## Data for processing:
☆ ☆ ☆ ☆ ☆

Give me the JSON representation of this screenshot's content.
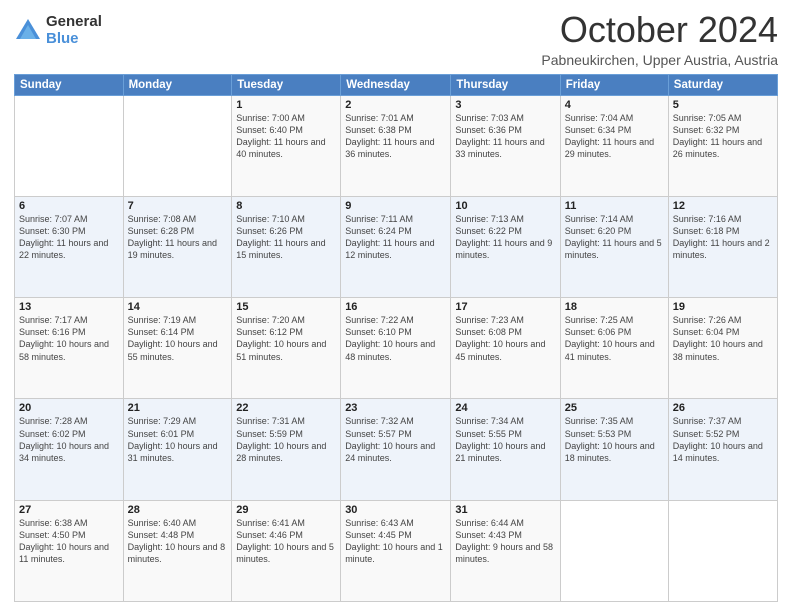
{
  "logo": {
    "general": "General",
    "blue": "Blue"
  },
  "header": {
    "month": "October 2024",
    "location": "Pabneukirchen, Upper Austria, Austria"
  },
  "weekdays": [
    "Sunday",
    "Monday",
    "Tuesday",
    "Wednesday",
    "Thursday",
    "Friday",
    "Saturday"
  ],
  "weeks": [
    [
      {
        "day": "",
        "sunrise": "",
        "sunset": "",
        "daylight": ""
      },
      {
        "day": "",
        "sunrise": "",
        "sunset": "",
        "daylight": ""
      },
      {
        "day": "1",
        "sunrise": "Sunrise: 7:00 AM",
        "sunset": "Sunset: 6:40 PM",
        "daylight": "Daylight: 11 hours and 40 minutes."
      },
      {
        "day": "2",
        "sunrise": "Sunrise: 7:01 AM",
        "sunset": "Sunset: 6:38 PM",
        "daylight": "Daylight: 11 hours and 36 minutes."
      },
      {
        "day": "3",
        "sunrise": "Sunrise: 7:03 AM",
        "sunset": "Sunset: 6:36 PM",
        "daylight": "Daylight: 11 hours and 33 minutes."
      },
      {
        "day": "4",
        "sunrise": "Sunrise: 7:04 AM",
        "sunset": "Sunset: 6:34 PM",
        "daylight": "Daylight: 11 hours and 29 minutes."
      },
      {
        "day": "5",
        "sunrise": "Sunrise: 7:05 AM",
        "sunset": "Sunset: 6:32 PM",
        "daylight": "Daylight: 11 hours and 26 minutes."
      }
    ],
    [
      {
        "day": "6",
        "sunrise": "Sunrise: 7:07 AM",
        "sunset": "Sunset: 6:30 PM",
        "daylight": "Daylight: 11 hours and 22 minutes."
      },
      {
        "day": "7",
        "sunrise": "Sunrise: 7:08 AM",
        "sunset": "Sunset: 6:28 PM",
        "daylight": "Daylight: 11 hours and 19 minutes."
      },
      {
        "day": "8",
        "sunrise": "Sunrise: 7:10 AM",
        "sunset": "Sunset: 6:26 PM",
        "daylight": "Daylight: 11 hours and 15 minutes."
      },
      {
        "day": "9",
        "sunrise": "Sunrise: 7:11 AM",
        "sunset": "Sunset: 6:24 PM",
        "daylight": "Daylight: 11 hours and 12 minutes."
      },
      {
        "day": "10",
        "sunrise": "Sunrise: 7:13 AM",
        "sunset": "Sunset: 6:22 PM",
        "daylight": "Daylight: 11 hours and 9 minutes."
      },
      {
        "day": "11",
        "sunrise": "Sunrise: 7:14 AM",
        "sunset": "Sunset: 6:20 PM",
        "daylight": "Daylight: 11 hours and 5 minutes."
      },
      {
        "day": "12",
        "sunrise": "Sunrise: 7:16 AM",
        "sunset": "Sunset: 6:18 PM",
        "daylight": "Daylight: 11 hours and 2 minutes."
      }
    ],
    [
      {
        "day": "13",
        "sunrise": "Sunrise: 7:17 AM",
        "sunset": "Sunset: 6:16 PM",
        "daylight": "Daylight: 10 hours and 58 minutes."
      },
      {
        "day": "14",
        "sunrise": "Sunrise: 7:19 AM",
        "sunset": "Sunset: 6:14 PM",
        "daylight": "Daylight: 10 hours and 55 minutes."
      },
      {
        "day": "15",
        "sunrise": "Sunrise: 7:20 AM",
        "sunset": "Sunset: 6:12 PM",
        "daylight": "Daylight: 10 hours and 51 minutes."
      },
      {
        "day": "16",
        "sunrise": "Sunrise: 7:22 AM",
        "sunset": "Sunset: 6:10 PM",
        "daylight": "Daylight: 10 hours and 48 minutes."
      },
      {
        "day": "17",
        "sunrise": "Sunrise: 7:23 AM",
        "sunset": "Sunset: 6:08 PM",
        "daylight": "Daylight: 10 hours and 45 minutes."
      },
      {
        "day": "18",
        "sunrise": "Sunrise: 7:25 AM",
        "sunset": "Sunset: 6:06 PM",
        "daylight": "Daylight: 10 hours and 41 minutes."
      },
      {
        "day": "19",
        "sunrise": "Sunrise: 7:26 AM",
        "sunset": "Sunset: 6:04 PM",
        "daylight": "Daylight: 10 hours and 38 minutes."
      }
    ],
    [
      {
        "day": "20",
        "sunrise": "Sunrise: 7:28 AM",
        "sunset": "Sunset: 6:02 PM",
        "daylight": "Daylight: 10 hours and 34 minutes."
      },
      {
        "day": "21",
        "sunrise": "Sunrise: 7:29 AM",
        "sunset": "Sunset: 6:01 PM",
        "daylight": "Daylight: 10 hours and 31 minutes."
      },
      {
        "day": "22",
        "sunrise": "Sunrise: 7:31 AM",
        "sunset": "Sunset: 5:59 PM",
        "daylight": "Daylight: 10 hours and 28 minutes."
      },
      {
        "day": "23",
        "sunrise": "Sunrise: 7:32 AM",
        "sunset": "Sunset: 5:57 PM",
        "daylight": "Daylight: 10 hours and 24 minutes."
      },
      {
        "day": "24",
        "sunrise": "Sunrise: 7:34 AM",
        "sunset": "Sunset: 5:55 PM",
        "daylight": "Daylight: 10 hours and 21 minutes."
      },
      {
        "day": "25",
        "sunrise": "Sunrise: 7:35 AM",
        "sunset": "Sunset: 5:53 PM",
        "daylight": "Daylight: 10 hours and 18 minutes."
      },
      {
        "day": "26",
        "sunrise": "Sunrise: 7:37 AM",
        "sunset": "Sunset: 5:52 PM",
        "daylight": "Daylight: 10 hours and 14 minutes."
      }
    ],
    [
      {
        "day": "27",
        "sunrise": "Sunrise: 6:38 AM",
        "sunset": "Sunset: 4:50 PM",
        "daylight": "Daylight: 10 hours and 11 minutes."
      },
      {
        "day": "28",
        "sunrise": "Sunrise: 6:40 AM",
        "sunset": "Sunset: 4:48 PM",
        "daylight": "Daylight: 10 hours and 8 minutes."
      },
      {
        "day": "29",
        "sunrise": "Sunrise: 6:41 AM",
        "sunset": "Sunset: 4:46 PM",
        "daylight": "Daylight: 10 hours and 5 minutes."
      },
      {
        "day": "30",
        "sunrise": "Sunrise: 6:43 AM",
        "sunset": "Sunset: 4:45 PM",
        "daylight": "Daylight: 10 hours and 1 minute."
      },
      {
        "day": "31",
        "sunrise": "Sunrise: 6:44 AM",
        "sunset": "Sunset: 4:43 PM",
        "daylight": "Daylight: 9 hours and 58 minutes."
      },
      {
        "day": "",
        "sunrise": "",
        "sunset": "",
        "daylight": ""
      },
      {
        "day": "",
        "sunrise": "",
        "sunset": "",
        "daylight": ""
      }
    ]
  ]
}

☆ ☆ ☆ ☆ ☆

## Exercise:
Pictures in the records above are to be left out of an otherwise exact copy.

## Result of this exercise:
Give me the JSON representation of this screenshot's content.
{
  "logo": {
    "general": "General",
    "blue": "Blue"
  },
  "header": {
    "month": "October 2024",
    "location": "Pabneukirchen, Upper Austria, Austria"
  },
  "weekdays": [
    "Sunday",
    "Monday",
    "Tuesday",
    "Wednesday",
    "Thursday",
    "Friday",
    "Saturday"
  ],
  "weeks": [
    [
      {
        "day": "",
        "sunrise": "",
        "sunset": "",
        "daylight": ""
      },
      {
        "day": "",
        "sunrise": "",
        "sunset": "",
        "daylight": ""
      },
      {
        "day": "1",
        "sunrise": "Sunrise: 7:00 AM",
        "sunset": "Sunset: 6:40 PM",
        "daylight": "Daylight: 11 hours and 40 minutes."
      },
      {
        "day": "2",
        "sunrise": "Sunrise: 7:01 AM",
        "sunset": "Sunset: 6:38 PM",
        "daylight": "Daylight: 11 hours and 36 minutes."
      },
      {
        "day": "3",
        "sunrise": "Sunrise: 7:03 AM",
        "sunset": "Sunset: 6:36 PM",
        "daylight": "Daylight: 11 hours and 33 minutes."
      },
      {
        "day": "4",
        "sunrise": "Sunrise: 7:04 AM",
        "sunset": "Sunset: 6:34 PM",
        "daylight": "Daylight: 11 hours and 29 minutes."
      },
      {
        "day": "5",
        "sunrise": "Sunrise: 7:05 AM",
        "sunset": "Sunset: 6:32 PM",
        "daylight": "Daylight: 11 hours and 26 minutes."
      }
    ],
    [
      {
        "day": "6",
        "sunrise": "Sunrise: 7:07 AM",
        "sunset": "Sunset: 6:30 PM",
        "daylight": "Daylight: 11 hours and 22 minutes."
      },
      {
        "day": "7",
        "sunrise": "Sunrise: 7:08 AM",
        "sunset": "Sunset: 6:28 PM",
        "daylight": "Daylight: 11 hours and 19 minutes."
      },
      {
        "day": "8",
        "sunrise": "Sunrise: 7:10 AM",
        "sunset": "Sunset: 6:26 PM",
        "daylight": "Daylight: 11 hours and 15 minutes."
      },
      {
        "day": "9",
        "sunrise": "Sunrise: 7:11 AM",
        "sunset": "Sunset: 6:24 PM",
        "daylight": "Daylight: 11 hours and 12 minutes."
      },
      {
        "day": "10",
        "sunrise": "Sunrise: 7:13 AM",
        "sunset": "Sunset: 6:22 PM",
        "daylight": "Daylight: 11 hours and 9 minutes."
      },
      {
        "day": "11",
        "sunrise": "Sunrise: 7:14 AM",
        "sunset": "Sunset: 6:20 PM",
        "daylight": "Daylight: 11 hours and 5 minutes."
      },
      {
        "day": "12",
        "sunrise": "Sunrise: 7:16 AM",
        "sunset": "Sunset: 6:18 PM",
        "daylight": "Daylight: 11 hours and 2 minutes."
      }
    ],
    [
      {
        "day": "13",
        "sunrise": "Sunrise: 7:17 AM",
        "sunset": "Sunset: 6:16 PM",
        "daylight": "Daylight: 10 hours and 58 minutes."
      },
      {
        "day": "14",
        "sunrise": "Sunrise: 7:19 AM",
        "sunset": "Sunset: 6:14 PM",
        "daylight": "Daylight: 10 hours and 55 minutes."
      },
      {
        "day": "15",
        "sunrise": "Sunrise: 7:20 AM",
        "sunset": "Sunset: 6:12 PM",
        "daylight": "Daylight: 10 hours and 51 minutes."
      },
      {
        "day": "16",
        "sunrise": "Sunrise: 7:22 AM",
        "sunset": "Sunset: 6:10 PM",
        "daylight": "Daylight: 10 hours and 48 minutes."
      },
      {
        "day": "17",
        "sunrise": "Sunrise: 7:23 AM",
        "sunset": "Sunset: 6:08 PM",
        "daylight": "Daylight: 10 hours and 45 minutes."
      },
      {
        "day": "18",
        "sunrise": "Sunrise: 7:25 AM",
        "sunset": "Sunset: 6:06 PM",
        "daylight": "Daylight: 10 hours and 41 minutes."
      },
      {
        "day": "19",
        "sunrise": "Sunrise: 7:26 AM",
        "sunset": "Sunset: 6:04 PM",
        "daylight": "Daylight: 10 hours and 38 minutes."
      }
    ],
    [
      {
        "day": "20",
        "sunrise": "Sunrise: 7:28 AM",
        "sunset": "Sunset: 6:02 PM",
        "daylight": "Daylight: 10 hours and 34 minutes."
      },
      {
        "day": "21",
        "sunrise": "Sunrise: 7:29 AM",
        "sunset": "Sunset: 6:01 PM",
        "daylight": "Daylight: 10 hours and 31 minutes."
      },
      {
        "day": "22",
        "sunrise": "Sunrise: 7:31 AM",
        "sunset": "Sunset: 5:59 PM",
        "daylight": "Daylight: 10 hours and 28 minutes."
      },
      {
        "day": "23",
        "sunrise": "Sunrise: 7:32 AM",
        "sunset": "Sunset: 5:57 PM",
        "daylight": "Daylight: 10 hours and 24 minutes."
      },
      {
        "day": "24",
        "sunrise": "Sunrise: 7:34 AM",
        "sunset": "Sunset: 5:55 PM",
        "daylight": "Daylight: 10 hours and 21 minutes."
      },
      {
        "day": "25",
        "sunrise": "Sunrise: 7:35 AM",
        "sunset": "Sunset: 5:53 PM",
        "daylight": "Daylight: 10 hours and 18 minutes."
      },
      {
        "day": "26",
        "sunrise": "Sunrise: 7:37 AM",
        "sunset": "Sunset: 5:52 PM",
        "daylight": "Daylight: 10 hours and 14 minutes."
      }
    ],
    [
      {
        "day": "27",
        "sunrise": "Sunrise: 6:38 AM",
        "sunset": "Sunset: 4:50 PM",
        "daylight": "Daylight: 10 hours and 11 minutes."
      },
      {
        "day": "28",
        "sunrise": "Sunrise: 6:40 AM",
        "sunset": "Sunset: 4:48 PM",
        "daylight": "Daylight: 10 hours and 8 minutes."
      },
      {
        "day": "29",
        "sunrise": "Sunrise: 6:41 AM",
        "sunset": "Sunset: 4:46 PM",
        "daylight": "Daylight: 10 hours and 5 minutes."
      },
      {
        "day": "30",
        "sunrise": "Sunrise: 6:43 AM",
        "sunset": "Sunset: 4:45 PM",
        "daylight": "Daylight: 10 hours and 1 minute."
      },
      {
        "day": "31",
        "sunrise": "Sunrise: 6:44 AM",
        "sunset": "Sunset: 4:43 PM",
        "daylight": "Daylight: 9 hours and 58 minutes."
      },
      {
        "day": "",
        "sunrise": "",
        "sunset": "",
        "daylight": ""
      },
      {
        "day": "",
        "sunrise": "",
        "sunset": "",
        "daylight": ""
      }
    ]
  ]
}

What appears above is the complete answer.